“Show me the money!” Perhaps you remember that line from Jerry Maguire. Or, maybe you’ve heard something to that effect when an employee has asked for a raise. And yes, a competitive salary is one great way to attract and retain talent.
But it’s not the only factor you should consider. Why? Because four in five employees want beneﬁts or perks more than a pay raise. What’s more, 88% of workers say they would give the opportunity for better benefits “some or heavy consideration” before accepting a job. So focusing on benefits beyond your basic health insurance plans is crucial to keep your employees happy—and that starts with dental and vision insurance.
Discussing vision and dental insurance with your employees might not be top on your list of action items, but making sure they understand their benefits means they’ll actually use them — and healthy employees are productive employees.
Here are some simple dental and vision insurance benefits definitions to share to your employees. (Feel free to copy-paste…we won’t tell!)
How does dental insurance work?

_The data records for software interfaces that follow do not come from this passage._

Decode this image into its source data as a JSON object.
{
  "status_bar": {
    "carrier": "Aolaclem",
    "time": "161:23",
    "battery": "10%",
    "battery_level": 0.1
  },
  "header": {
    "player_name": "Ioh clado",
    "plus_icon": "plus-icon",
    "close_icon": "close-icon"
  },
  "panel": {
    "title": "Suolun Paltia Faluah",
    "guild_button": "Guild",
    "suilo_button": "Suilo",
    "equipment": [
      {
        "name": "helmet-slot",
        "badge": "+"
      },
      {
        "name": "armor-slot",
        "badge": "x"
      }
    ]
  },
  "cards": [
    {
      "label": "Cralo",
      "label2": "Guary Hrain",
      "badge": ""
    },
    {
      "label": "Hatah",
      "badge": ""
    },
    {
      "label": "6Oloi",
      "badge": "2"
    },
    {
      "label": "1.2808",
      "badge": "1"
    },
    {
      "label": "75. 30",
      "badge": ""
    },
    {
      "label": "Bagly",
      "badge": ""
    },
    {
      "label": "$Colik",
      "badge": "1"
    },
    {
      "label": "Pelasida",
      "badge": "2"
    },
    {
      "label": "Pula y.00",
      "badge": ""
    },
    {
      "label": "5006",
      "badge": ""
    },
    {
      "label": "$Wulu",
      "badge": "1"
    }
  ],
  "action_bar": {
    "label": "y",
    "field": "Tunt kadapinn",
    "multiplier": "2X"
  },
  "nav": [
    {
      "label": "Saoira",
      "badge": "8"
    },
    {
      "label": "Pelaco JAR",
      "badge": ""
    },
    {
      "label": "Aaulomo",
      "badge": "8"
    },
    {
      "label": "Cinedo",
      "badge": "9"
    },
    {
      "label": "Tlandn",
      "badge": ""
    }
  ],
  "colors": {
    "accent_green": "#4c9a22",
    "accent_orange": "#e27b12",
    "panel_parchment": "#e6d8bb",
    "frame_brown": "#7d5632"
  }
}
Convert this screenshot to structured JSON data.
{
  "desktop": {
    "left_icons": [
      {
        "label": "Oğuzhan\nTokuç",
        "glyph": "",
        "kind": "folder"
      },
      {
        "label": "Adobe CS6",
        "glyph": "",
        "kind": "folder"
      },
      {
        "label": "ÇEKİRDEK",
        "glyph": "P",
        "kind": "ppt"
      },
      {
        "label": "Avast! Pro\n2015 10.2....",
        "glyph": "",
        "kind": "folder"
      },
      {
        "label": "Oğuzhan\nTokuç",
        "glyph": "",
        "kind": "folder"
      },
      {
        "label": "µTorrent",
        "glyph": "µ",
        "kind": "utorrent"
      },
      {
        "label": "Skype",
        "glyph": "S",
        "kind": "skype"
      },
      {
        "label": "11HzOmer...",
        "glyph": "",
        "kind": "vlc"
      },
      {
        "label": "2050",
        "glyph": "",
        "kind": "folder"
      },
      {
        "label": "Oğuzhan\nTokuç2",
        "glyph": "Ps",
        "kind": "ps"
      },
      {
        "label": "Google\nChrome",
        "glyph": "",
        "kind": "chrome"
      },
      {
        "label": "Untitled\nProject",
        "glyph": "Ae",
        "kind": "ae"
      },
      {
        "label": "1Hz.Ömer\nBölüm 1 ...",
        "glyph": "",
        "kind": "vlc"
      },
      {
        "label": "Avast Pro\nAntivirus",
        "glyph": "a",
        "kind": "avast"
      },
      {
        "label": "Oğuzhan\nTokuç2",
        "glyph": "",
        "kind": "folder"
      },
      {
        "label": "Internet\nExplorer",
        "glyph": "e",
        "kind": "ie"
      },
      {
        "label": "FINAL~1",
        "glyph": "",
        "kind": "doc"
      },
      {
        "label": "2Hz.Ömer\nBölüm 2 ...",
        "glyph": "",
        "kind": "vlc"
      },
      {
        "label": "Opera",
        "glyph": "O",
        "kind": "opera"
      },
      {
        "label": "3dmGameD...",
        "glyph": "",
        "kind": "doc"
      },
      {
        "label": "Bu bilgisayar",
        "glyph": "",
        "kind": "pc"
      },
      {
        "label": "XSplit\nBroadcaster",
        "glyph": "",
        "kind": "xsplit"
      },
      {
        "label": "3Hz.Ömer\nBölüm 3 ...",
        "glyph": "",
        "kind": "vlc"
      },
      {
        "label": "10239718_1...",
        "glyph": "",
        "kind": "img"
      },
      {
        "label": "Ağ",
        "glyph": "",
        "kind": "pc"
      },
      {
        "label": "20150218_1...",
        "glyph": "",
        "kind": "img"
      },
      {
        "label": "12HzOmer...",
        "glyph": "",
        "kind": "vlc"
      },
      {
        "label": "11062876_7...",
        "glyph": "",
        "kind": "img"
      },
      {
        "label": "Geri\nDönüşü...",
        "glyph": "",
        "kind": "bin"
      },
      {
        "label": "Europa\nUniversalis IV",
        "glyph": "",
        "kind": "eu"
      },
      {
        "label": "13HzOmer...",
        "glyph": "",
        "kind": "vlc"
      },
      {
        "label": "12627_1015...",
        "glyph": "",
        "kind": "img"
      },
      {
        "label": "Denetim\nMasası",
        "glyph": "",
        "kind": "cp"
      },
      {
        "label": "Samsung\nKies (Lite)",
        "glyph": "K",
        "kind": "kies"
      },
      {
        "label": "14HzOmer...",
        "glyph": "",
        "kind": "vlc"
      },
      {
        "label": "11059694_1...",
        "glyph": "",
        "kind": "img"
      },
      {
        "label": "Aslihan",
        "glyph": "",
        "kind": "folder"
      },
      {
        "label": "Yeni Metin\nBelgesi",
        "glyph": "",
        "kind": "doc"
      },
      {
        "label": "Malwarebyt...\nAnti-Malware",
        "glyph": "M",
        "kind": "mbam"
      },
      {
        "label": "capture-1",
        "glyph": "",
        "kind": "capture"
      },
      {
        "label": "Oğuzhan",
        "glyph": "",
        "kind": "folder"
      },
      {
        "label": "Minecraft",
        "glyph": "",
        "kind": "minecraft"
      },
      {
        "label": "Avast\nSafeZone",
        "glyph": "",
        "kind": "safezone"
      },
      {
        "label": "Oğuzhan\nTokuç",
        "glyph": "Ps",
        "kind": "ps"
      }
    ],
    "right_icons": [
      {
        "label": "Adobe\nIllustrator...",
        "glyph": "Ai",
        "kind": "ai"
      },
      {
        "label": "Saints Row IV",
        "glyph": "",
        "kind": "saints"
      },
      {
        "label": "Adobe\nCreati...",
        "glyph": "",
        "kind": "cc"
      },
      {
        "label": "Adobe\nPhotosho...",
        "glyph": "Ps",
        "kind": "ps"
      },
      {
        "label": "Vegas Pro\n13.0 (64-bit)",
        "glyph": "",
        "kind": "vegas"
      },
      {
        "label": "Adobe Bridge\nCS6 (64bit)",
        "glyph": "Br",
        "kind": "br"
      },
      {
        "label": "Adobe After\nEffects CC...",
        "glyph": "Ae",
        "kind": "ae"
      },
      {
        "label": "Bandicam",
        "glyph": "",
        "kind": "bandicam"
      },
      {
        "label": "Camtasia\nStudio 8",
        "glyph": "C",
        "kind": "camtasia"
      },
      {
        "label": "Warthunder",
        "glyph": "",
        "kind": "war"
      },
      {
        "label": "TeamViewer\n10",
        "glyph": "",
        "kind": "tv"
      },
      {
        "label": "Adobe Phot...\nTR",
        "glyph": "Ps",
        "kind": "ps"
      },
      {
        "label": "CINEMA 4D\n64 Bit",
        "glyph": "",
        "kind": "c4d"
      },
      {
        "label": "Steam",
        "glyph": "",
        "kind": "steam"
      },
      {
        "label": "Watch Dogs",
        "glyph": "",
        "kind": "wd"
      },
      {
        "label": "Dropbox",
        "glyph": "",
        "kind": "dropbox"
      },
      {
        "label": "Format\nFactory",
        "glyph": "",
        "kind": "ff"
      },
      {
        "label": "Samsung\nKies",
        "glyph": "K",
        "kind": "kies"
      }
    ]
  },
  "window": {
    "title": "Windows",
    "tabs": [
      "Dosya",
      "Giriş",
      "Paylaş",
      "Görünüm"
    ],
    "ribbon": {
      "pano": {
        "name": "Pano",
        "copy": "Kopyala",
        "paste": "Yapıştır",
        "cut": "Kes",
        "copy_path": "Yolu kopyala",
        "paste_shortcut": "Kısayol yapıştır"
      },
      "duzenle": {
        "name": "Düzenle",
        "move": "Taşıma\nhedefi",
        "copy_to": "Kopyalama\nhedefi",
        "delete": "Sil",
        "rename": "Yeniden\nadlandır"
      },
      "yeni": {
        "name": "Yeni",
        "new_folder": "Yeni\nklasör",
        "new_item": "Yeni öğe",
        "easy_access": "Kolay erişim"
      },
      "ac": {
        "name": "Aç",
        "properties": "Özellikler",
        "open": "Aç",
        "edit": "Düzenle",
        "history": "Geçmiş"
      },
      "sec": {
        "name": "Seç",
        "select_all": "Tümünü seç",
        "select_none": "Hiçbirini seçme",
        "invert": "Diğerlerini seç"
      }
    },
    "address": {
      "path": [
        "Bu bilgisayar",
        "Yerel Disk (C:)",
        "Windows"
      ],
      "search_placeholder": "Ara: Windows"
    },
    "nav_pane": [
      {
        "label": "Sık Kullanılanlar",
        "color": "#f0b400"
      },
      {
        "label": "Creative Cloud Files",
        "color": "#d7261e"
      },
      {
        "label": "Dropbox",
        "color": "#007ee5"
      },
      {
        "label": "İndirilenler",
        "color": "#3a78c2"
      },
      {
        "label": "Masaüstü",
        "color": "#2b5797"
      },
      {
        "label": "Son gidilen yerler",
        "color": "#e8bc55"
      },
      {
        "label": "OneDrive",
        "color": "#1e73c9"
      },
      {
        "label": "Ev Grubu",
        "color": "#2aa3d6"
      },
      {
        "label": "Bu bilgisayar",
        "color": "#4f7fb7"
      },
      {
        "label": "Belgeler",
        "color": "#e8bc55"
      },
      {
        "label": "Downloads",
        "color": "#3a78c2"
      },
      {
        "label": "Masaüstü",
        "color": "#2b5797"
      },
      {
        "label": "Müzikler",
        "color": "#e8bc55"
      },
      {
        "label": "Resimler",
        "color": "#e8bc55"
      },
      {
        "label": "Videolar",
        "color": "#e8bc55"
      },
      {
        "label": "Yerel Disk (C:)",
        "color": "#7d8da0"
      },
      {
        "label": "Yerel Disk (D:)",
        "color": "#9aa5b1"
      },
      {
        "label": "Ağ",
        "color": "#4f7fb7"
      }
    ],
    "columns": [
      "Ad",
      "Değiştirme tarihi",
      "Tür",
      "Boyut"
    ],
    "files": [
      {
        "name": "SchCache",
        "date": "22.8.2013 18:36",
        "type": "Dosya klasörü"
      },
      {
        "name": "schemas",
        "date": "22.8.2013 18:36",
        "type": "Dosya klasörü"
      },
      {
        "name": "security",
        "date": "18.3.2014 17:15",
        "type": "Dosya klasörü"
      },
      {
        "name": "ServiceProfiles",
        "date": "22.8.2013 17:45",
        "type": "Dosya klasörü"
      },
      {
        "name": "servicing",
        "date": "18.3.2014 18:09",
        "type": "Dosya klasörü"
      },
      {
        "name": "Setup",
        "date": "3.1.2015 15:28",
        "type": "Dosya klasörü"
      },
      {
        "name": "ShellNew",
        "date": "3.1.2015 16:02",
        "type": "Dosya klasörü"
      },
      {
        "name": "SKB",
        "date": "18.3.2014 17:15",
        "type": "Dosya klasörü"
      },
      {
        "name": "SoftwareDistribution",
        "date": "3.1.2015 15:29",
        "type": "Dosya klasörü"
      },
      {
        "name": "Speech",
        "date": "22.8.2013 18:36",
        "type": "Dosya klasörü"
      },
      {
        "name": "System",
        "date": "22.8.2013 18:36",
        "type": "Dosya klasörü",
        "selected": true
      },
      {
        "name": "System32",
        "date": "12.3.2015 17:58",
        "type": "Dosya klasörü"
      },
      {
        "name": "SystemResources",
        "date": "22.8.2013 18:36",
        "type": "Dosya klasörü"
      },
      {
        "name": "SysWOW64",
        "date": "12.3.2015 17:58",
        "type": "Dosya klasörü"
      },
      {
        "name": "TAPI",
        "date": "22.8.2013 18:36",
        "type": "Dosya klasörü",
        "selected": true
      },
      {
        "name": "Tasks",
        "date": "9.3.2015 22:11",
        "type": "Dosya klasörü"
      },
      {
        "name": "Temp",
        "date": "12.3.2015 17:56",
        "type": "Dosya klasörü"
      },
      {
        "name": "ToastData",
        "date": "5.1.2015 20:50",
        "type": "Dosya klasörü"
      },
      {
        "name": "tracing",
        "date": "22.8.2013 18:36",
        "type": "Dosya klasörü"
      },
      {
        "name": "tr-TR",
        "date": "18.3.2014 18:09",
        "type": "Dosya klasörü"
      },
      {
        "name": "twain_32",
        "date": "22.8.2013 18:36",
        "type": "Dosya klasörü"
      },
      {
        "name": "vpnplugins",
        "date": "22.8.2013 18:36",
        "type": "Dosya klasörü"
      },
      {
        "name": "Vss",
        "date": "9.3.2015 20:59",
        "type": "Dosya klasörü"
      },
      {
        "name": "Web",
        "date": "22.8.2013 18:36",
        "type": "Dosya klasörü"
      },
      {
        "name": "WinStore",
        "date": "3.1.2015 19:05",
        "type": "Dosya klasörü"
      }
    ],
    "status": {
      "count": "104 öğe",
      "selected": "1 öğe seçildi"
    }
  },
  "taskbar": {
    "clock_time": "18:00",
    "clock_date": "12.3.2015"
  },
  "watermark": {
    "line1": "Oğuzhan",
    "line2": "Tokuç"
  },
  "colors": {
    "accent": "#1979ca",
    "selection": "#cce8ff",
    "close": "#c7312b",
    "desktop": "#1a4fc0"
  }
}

Even though about two-thirds of Americans have private dental coverage, not all of them know how dental insurance works. When they do, though, they’re more likely to go to the dentist, take their children to the dentist, receive restorative care and experience greater overall health.
What does dental insurance cover?
Most dental insurance plans cover seven basic areas of care:
- Preventive (cleaning, routine office visits)
- Restorative (fillings and crowns)
- Endodontics (root canals)
- Oral surgery (tooth removal, minor surgical procedures)
- Orthodontics (retainers, braces)
- Periodontics (scaling, root planning, management of acute infections)
- Prosthodontics (dentures and bridges)
Types of dental insurance plans
The main types of dental plans are:
Preferred Provider Organizations (PPO): This type of insurance covers most major dental procedures, and pays them as a claim (after the procedure is complete). Employees can choose from a wide network of dental care providers.
- Pros: Lower premiums (less money comes out of your paycheck each month)
- Cons: Potentially higher out-of-pocket costs when you do receive care
Dental Health Maintenance Organizations (DHMO)/Capitation Plans: Under a DHMO plan, employees are assigned to a specific in-network dental provider. That provider is then required to offer services at no cost or reduced cost to their set of patients.
- Pros: Low/no out-of-pocket costs
- Cons: Potentially higher premiums (more money comes out of your paycheck each month
How does vision insurance work?
Many Americans deal with vision issues. Approximately 65% of Americans age 18 and over report wearing some type of glasses, contacts or both, and as many as 16 million people in the U.S. have undiagnosed or uncorrected vision impairments that could be fixed with eyeglasses, contact lenses or surgery. Also, more than 150 million Americans use corrective eyewear, spending more than $15 billion annually on eyewear.
What does vision insurance cover?
Although not all vision insurance covers the same items, most comprehensive plans pay for basic care and eyewear. Typical vision insurance coverage supplements major medical coverage by covering at least a portion of the costs related to:
- Eye exams (including dilation)
- Eye glasses (including lenses)
More comprehensive plans at least partially cover surgery and treatment for eye diseases, including diabetic retinopathy, retinal detachment, retinitis pigmentosa, cataracts, glaucoma, macular degeneration and permanent vision impairment.
Is it worth having vision and dental insurance?
Of course, dental and vision insurance helps your employees get the care they need at an affordable rate. But it can also help you attract and retain talent, and will ultimately boost your company’s bottom line. For example, uncorrected vision problems cost the global economy near $272 billion in lost productivity, and employers gain as much as $7 for every dollar spent on vision coverage. One study found that employers offering vision benefits saved $5.8 billion over four years largely due to preventative care.
Employees without dental insurance are more likely to visit the emergency department for dental care, adding to the United States’ already high healthcare spending. More than $45 billion annually is lost in productivity in the U.S. because of untreated oral disease, but dental insurance reduces absenteeism and increases employee loyalty. Oral health treatments can detect more than 100 different diseases based on symptoms found in the mouth, and individuals with dental coverage visit the dentist more often than those without.
Employers, you’re already doing a great job!
The good news? Most employers already offer dental and vision insurance insurance, and their employees are satisfied with their coverage:
The bad news? Employees say choosing their benefits is stressful, and only half understand their benefits. So making sure employees have simple and easy dental and vision insurance definitions is the key to boosting understanding and containing healthcare costs—for you and your employees.
ALEX can play a key role in boosting benefits engagement and understanding, attracting and retaining top talent, driving better financial outcomes and more.